Ones to watch:
For Canada: Mention of Jeff Hassler a year ago would likely have left most PRO12 fans with blank faces, but after the speedster scored six tries and made the league's admittedly sketchy “Dream Team”, the Scots ought to be wary of the threat he poses.
Scotland: Keep an eye on the performance of new boy Gordon Reid, who won his first cap last week, in the tight. A fine ball-carrier in the wide expanses, his set-piece skills will come under far greater scrutiny in Toronto than they ever did in Houston.
Head-to-head: Two of the most experienced men on the Toronto turf will face off directly around the fringes. Scrum-halves Phil Mack and Greig Laidlaw have been around the block a few times, and their respective service and game management will prove key to the contest. Laidlaw's delivery from ruck and scrum is not especially slick, but he is an exceptionally intelligent rugby player, and if given time and space as he was in Houston, will run the show at nine.

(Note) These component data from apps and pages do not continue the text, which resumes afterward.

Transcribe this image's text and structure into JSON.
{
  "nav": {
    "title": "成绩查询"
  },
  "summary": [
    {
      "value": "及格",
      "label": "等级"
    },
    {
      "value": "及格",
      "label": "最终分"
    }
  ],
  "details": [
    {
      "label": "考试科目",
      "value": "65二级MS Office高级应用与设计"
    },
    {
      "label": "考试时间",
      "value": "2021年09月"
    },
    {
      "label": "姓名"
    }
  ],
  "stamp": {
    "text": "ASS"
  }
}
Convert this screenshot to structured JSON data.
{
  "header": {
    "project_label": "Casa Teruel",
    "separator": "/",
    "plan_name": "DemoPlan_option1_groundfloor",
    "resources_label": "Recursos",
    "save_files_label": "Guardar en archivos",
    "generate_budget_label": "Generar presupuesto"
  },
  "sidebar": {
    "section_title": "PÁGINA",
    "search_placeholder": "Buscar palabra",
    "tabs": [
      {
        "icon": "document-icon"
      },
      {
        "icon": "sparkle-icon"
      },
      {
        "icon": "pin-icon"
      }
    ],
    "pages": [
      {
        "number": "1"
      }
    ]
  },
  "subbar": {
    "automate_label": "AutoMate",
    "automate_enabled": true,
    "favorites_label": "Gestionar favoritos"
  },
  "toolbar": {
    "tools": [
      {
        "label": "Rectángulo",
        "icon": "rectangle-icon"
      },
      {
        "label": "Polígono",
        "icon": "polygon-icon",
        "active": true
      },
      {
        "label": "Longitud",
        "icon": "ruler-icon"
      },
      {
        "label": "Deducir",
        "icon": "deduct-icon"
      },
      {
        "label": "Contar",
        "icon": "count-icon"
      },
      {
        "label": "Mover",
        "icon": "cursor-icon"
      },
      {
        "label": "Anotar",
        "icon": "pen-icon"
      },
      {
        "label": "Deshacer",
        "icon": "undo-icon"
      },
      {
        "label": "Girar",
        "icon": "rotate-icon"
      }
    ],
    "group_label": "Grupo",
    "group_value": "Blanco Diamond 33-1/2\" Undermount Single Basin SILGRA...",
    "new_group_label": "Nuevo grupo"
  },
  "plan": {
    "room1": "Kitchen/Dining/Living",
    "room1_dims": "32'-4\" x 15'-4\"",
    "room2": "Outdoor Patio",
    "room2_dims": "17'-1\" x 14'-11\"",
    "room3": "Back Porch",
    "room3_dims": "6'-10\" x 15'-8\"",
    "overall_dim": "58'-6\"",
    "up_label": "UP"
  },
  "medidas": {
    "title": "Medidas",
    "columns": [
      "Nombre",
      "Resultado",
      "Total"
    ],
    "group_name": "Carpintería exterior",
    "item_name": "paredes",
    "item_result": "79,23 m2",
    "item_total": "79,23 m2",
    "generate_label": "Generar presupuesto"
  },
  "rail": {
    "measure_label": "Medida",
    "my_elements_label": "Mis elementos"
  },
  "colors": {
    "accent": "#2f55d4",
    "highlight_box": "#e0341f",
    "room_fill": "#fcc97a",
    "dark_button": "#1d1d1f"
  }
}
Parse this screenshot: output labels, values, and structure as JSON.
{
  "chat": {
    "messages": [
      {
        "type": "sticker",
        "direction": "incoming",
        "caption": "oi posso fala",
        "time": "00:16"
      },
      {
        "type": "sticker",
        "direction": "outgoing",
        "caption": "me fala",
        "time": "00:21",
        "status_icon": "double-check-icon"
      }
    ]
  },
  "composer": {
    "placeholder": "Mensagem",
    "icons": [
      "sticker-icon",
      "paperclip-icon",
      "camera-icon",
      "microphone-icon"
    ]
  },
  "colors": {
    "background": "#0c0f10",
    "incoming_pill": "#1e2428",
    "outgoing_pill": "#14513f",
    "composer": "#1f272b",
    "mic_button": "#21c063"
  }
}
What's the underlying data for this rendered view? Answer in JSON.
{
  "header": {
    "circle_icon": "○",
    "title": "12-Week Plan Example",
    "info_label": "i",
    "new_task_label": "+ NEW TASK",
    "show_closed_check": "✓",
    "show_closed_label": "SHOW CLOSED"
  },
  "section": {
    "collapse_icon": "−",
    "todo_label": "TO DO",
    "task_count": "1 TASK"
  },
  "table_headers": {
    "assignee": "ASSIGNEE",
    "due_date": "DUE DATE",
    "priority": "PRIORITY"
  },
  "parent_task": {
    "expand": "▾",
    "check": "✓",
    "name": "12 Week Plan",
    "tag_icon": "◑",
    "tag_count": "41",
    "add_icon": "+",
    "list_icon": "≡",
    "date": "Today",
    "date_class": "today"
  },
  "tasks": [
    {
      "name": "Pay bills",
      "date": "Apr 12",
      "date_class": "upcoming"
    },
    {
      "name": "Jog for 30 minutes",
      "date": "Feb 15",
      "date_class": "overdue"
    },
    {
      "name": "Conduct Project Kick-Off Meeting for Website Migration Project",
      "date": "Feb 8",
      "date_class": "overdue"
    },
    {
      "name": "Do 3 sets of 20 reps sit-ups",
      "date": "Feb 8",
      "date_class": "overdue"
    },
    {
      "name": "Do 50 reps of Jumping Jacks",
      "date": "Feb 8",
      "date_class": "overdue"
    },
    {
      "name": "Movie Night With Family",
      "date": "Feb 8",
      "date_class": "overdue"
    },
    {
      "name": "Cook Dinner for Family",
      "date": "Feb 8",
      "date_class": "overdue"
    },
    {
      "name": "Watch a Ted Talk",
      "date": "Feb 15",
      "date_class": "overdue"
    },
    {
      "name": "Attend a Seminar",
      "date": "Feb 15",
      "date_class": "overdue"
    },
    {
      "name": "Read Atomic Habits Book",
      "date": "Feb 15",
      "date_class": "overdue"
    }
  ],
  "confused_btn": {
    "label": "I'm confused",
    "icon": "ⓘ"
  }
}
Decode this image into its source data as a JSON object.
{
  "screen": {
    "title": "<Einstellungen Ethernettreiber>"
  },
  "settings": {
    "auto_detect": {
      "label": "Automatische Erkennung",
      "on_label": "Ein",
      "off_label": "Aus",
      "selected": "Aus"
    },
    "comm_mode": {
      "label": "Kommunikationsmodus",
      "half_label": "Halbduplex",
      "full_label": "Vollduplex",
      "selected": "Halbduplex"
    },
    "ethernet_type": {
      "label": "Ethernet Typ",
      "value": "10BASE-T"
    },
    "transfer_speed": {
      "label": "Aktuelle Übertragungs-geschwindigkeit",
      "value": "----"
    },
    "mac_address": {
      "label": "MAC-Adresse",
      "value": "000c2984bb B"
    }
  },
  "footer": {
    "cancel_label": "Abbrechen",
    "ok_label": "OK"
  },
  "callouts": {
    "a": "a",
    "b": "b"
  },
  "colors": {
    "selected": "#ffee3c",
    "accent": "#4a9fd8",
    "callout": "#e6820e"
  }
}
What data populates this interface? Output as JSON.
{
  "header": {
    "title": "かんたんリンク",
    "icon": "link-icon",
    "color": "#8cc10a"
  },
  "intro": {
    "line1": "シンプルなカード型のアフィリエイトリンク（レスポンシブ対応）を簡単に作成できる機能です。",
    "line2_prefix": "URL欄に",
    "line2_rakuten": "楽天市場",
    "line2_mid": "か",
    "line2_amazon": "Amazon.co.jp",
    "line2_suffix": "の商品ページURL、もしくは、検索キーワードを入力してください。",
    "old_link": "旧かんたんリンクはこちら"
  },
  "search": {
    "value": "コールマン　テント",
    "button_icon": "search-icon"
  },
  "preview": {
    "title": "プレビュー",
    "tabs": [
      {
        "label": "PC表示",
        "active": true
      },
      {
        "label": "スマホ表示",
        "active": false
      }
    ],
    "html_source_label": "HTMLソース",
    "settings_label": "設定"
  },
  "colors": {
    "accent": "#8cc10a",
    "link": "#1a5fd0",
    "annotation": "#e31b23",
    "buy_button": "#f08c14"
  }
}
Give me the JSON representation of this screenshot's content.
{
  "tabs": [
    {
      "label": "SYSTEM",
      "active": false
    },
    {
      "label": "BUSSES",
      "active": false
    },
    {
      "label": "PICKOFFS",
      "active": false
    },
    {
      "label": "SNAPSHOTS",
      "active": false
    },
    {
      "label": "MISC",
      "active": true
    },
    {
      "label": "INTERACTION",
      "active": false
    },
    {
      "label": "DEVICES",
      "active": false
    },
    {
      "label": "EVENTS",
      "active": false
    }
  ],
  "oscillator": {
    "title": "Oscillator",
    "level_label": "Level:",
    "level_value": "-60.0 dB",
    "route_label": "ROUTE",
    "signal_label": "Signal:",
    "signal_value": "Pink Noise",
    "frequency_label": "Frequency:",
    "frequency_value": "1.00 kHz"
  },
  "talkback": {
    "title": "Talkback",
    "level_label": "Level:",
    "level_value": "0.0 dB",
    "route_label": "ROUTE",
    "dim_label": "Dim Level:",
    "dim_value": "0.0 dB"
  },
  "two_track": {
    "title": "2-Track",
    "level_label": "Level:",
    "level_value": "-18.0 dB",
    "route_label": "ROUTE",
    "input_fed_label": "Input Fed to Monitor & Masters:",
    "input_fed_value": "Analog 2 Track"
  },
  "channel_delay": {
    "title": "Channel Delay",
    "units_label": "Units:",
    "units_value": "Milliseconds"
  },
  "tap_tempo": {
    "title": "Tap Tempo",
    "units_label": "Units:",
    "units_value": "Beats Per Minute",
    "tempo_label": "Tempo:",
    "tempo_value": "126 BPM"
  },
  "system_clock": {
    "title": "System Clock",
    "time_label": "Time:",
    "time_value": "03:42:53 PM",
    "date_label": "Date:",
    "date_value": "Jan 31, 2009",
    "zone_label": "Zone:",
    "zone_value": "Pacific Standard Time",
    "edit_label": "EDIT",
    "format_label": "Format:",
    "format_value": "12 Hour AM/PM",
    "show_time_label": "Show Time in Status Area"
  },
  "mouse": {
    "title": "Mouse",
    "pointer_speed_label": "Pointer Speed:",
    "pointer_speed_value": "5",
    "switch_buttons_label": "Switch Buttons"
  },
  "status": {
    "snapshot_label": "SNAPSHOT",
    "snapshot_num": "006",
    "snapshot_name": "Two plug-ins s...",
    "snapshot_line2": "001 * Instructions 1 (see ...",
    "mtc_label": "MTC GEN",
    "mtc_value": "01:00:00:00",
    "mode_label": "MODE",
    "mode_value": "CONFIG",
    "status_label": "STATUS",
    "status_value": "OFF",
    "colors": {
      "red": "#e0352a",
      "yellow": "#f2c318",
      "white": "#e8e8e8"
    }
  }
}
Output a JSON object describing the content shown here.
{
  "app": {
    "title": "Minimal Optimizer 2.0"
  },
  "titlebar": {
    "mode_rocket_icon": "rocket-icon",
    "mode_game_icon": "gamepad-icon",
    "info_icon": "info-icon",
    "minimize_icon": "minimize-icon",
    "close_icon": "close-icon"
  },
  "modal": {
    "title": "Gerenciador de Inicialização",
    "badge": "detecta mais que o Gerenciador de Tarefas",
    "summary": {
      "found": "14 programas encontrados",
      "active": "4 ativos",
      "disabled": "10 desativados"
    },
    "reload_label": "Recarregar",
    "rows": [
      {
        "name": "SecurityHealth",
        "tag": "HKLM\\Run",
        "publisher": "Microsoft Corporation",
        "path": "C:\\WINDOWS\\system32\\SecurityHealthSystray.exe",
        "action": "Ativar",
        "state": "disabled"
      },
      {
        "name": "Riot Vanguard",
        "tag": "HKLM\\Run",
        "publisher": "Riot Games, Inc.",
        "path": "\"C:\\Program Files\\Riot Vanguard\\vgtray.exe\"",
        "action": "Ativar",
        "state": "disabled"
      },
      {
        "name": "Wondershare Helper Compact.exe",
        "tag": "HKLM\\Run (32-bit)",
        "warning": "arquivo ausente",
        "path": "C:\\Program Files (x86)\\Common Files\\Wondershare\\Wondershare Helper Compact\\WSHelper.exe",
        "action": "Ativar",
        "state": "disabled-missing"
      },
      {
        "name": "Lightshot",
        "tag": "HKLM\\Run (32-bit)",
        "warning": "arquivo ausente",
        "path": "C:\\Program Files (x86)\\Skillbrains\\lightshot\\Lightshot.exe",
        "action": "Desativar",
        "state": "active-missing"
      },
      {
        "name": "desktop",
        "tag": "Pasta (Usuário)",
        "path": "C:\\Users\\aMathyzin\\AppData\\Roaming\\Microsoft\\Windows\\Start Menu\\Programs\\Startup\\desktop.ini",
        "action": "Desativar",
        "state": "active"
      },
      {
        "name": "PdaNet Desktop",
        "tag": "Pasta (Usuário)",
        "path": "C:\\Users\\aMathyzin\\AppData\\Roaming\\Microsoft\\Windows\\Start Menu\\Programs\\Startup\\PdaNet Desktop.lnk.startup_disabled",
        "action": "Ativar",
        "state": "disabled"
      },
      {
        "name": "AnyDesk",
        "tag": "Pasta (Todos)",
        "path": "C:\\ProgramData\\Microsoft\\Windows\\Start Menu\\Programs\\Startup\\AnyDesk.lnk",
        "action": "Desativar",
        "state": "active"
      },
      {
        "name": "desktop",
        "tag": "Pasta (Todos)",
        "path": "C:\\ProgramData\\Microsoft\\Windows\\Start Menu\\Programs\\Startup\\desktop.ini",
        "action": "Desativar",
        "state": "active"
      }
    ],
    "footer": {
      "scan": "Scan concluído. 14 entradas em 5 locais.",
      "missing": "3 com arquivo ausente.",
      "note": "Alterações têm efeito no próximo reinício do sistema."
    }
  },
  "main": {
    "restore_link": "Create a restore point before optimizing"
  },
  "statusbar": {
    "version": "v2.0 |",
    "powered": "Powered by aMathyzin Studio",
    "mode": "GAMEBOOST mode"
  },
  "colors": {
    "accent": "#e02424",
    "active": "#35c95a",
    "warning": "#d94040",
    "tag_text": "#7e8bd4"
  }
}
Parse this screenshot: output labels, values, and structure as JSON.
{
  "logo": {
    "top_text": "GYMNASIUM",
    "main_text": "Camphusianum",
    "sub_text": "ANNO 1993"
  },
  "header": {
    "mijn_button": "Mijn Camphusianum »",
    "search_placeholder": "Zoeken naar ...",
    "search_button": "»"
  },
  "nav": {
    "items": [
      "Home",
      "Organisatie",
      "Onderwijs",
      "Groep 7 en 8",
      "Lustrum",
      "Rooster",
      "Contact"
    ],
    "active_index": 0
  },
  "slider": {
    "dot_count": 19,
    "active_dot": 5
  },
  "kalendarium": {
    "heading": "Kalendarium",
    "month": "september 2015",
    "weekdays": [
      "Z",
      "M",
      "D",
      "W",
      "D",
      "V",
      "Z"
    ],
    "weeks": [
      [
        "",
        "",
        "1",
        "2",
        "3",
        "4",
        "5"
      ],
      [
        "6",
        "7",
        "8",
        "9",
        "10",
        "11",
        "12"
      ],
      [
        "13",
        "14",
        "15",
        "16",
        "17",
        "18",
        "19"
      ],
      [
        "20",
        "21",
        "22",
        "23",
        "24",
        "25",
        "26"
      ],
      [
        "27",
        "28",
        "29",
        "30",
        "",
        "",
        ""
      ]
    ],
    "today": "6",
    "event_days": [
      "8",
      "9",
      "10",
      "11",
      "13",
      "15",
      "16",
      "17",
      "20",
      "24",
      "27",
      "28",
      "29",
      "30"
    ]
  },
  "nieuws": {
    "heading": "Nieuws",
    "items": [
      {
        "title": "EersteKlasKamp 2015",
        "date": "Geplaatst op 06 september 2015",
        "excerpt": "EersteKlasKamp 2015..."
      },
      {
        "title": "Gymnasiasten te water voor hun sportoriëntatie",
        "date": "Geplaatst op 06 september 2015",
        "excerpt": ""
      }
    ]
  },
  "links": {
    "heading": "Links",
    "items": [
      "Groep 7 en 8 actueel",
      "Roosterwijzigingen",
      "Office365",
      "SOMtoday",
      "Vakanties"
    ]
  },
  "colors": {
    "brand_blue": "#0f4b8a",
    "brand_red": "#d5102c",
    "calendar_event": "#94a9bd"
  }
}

Canada: 15 James Pritchard, 14 Jeff Hassler, 13 Ciaran Hearn, 12 Nick Bevins, 11 Taylor Paris, 10 Harry Jones, 9 Phil Mack, 8 Tyler Ardron (c), 7 John Moonlight, 6 Jebb Sinclair, 5 Jamie Cudmore, 4 Tyler Hotson, 3 Jason Marshall, 2 Aaron Carpenter, 1 Hubert Buydens.
Replacements: 16 Ray Barkwill, 17 Andrew Tiedemann, 18 Jake Ilnicki, 19 Kyle Gilmour, 20 Jon Phelan, 21 Gordon McRorie, 22 Connor Braid, 23 DTH van der Merwe.
Scotland: 15 Stuart Hogg, 14 Sean Maitland, 13 Sean Lamont, 12 Peter Horne, 11 Tim Visser, 10 Finn Russell, 9 Greig Laidlaw (c), 8 Johnnie Beattie, 7 Kelly Brown, 6 Al Strokosch, 5 Grant Gilchrist, 4 Richie Gray, 3 Moray Low, 2 Scott Lawson, 1 Gordon Reid.
Replacements: 16 Kevin Bryce, 17 Kyle Traynor, 18 Geoff Cross, 19 Kieran Low, 20 Blair Cowan, 21 Grayson Hart, 22 Ruaridh Jackson, 23 Max Evans.
Date: Saturday 14th June
Venue: BMO Field, Toronto
Kick-off: 1400 local, 1900 BST
Referee: Mike Fraser (NZ)
Assistant referees: Stuart Berry (SA), Nick Ricono (USA)
TMO: Davey Ardrey (USA)
By Jamie Lyall